**DESCRIPTION OF THE TASK**
List all lines of the data that include the string "side".

+++ GIVEN DATA

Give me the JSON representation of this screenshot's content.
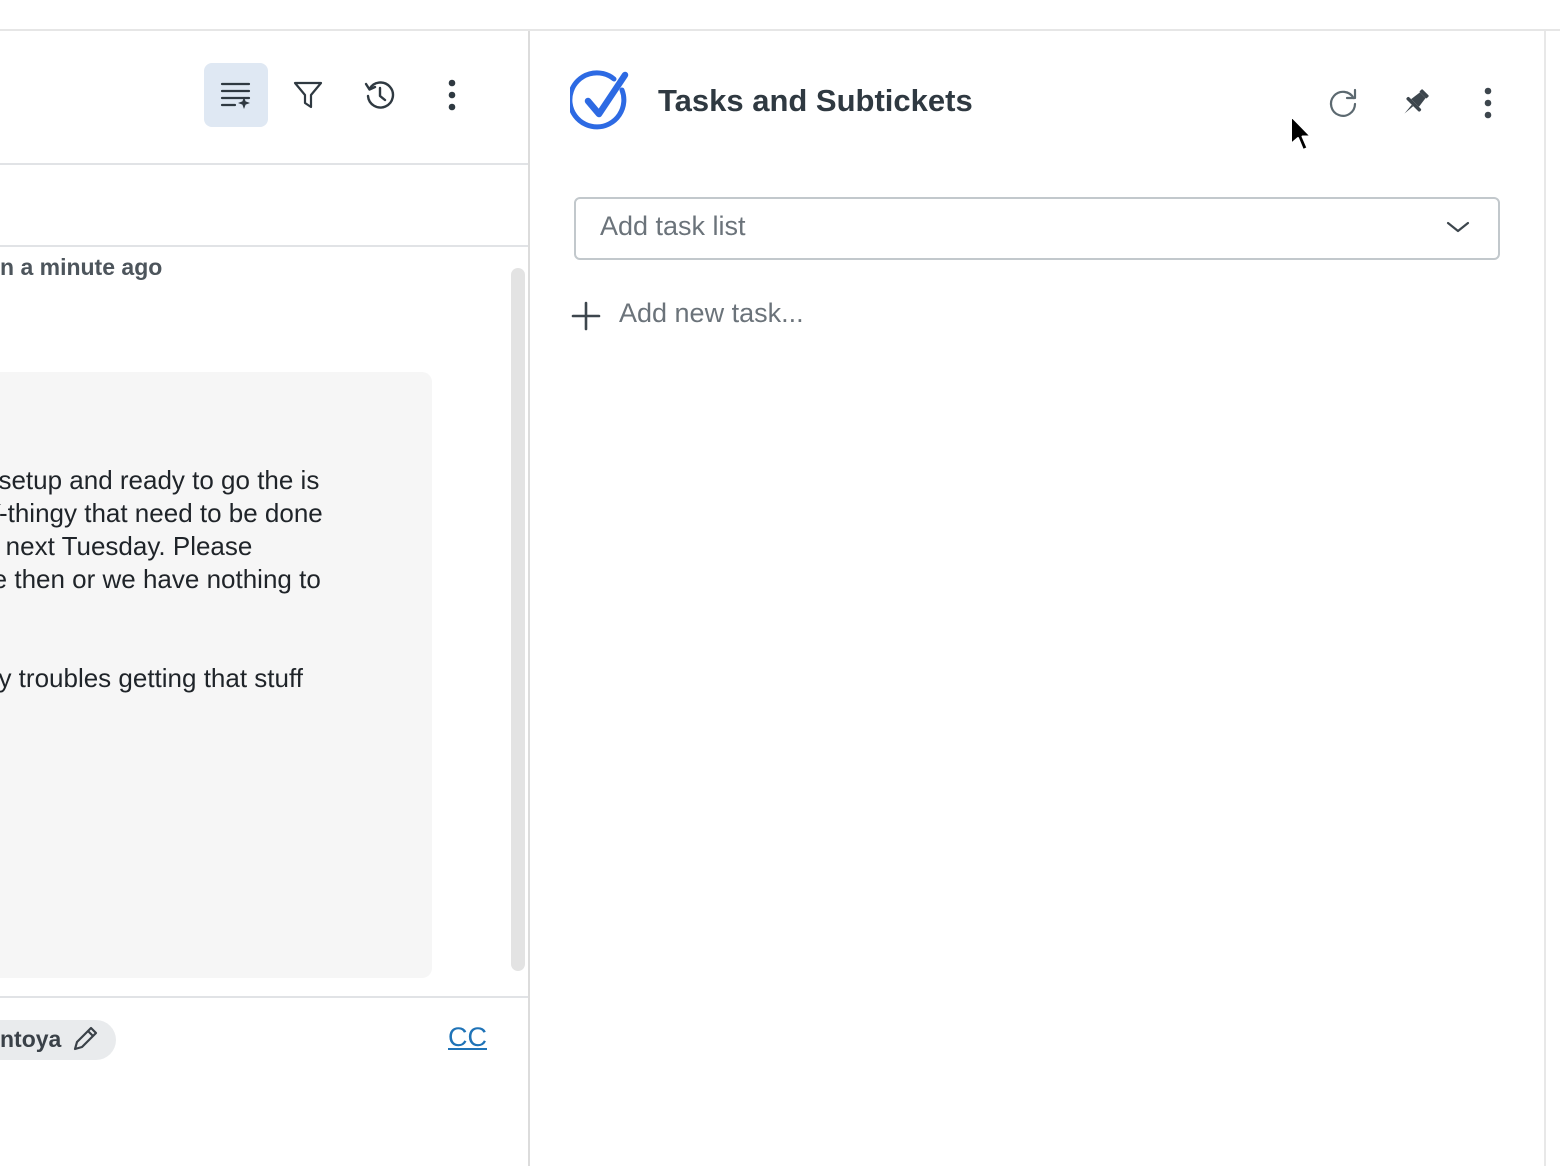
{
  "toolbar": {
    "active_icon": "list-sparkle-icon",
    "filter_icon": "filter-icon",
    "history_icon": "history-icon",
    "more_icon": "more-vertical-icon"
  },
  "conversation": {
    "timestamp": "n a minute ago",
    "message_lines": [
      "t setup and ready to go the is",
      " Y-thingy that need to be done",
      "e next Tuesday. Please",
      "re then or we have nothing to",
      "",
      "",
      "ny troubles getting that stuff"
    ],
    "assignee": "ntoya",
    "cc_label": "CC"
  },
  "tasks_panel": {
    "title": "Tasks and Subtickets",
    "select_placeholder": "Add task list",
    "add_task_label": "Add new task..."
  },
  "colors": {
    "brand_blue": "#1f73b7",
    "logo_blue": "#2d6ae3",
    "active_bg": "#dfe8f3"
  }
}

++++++
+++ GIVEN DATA

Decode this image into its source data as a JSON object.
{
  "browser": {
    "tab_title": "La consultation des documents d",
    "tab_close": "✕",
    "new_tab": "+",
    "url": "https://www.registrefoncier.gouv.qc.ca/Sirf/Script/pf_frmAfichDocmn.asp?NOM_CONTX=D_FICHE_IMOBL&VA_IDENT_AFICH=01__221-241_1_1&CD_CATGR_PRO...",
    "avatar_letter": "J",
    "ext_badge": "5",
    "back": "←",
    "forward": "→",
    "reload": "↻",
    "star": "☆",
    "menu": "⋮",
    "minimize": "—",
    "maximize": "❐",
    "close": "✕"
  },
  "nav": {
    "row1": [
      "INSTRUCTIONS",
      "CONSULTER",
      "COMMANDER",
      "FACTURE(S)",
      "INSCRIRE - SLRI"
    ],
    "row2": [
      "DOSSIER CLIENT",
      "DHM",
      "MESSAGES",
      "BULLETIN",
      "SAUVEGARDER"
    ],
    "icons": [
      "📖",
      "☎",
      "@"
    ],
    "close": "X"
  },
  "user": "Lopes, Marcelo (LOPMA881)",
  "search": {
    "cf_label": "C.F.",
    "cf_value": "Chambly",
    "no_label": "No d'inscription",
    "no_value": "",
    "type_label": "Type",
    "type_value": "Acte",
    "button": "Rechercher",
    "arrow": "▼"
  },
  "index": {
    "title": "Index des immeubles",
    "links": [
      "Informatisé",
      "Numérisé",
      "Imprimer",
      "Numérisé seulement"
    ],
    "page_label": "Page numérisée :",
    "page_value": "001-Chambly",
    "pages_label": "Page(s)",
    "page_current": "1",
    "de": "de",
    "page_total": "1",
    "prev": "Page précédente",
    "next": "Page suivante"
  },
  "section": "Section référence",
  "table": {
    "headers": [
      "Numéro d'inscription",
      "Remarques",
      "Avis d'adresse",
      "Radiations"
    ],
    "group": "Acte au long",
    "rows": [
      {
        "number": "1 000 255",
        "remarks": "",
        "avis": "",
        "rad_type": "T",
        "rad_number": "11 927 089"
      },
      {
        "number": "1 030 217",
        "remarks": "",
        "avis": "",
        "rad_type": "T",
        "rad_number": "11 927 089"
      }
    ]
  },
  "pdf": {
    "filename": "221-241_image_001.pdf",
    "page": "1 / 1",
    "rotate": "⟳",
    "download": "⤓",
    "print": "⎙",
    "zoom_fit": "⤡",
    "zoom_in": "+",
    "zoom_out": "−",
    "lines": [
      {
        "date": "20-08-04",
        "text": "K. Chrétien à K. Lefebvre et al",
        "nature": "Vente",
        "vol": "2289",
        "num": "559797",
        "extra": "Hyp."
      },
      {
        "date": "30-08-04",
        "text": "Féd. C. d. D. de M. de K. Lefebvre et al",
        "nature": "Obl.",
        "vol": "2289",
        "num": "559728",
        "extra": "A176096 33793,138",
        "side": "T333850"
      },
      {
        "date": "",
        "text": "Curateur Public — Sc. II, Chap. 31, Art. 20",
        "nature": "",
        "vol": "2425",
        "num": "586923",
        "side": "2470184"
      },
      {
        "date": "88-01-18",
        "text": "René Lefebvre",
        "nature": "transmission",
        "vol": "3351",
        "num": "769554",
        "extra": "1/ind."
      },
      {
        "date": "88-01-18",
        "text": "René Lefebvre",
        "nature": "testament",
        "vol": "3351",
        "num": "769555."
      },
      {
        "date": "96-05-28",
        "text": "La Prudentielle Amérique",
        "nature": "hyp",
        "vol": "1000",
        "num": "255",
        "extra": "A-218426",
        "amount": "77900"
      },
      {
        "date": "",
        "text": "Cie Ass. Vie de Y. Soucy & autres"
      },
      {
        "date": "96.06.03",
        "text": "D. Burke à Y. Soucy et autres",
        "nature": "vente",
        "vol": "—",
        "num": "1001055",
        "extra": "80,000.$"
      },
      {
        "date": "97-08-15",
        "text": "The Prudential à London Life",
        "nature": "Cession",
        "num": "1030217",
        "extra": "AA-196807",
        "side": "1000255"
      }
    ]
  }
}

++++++

**EXPECTED OUTPUT**
        "side": "T333850"
        "side": "2470184"
        "side": "1000255"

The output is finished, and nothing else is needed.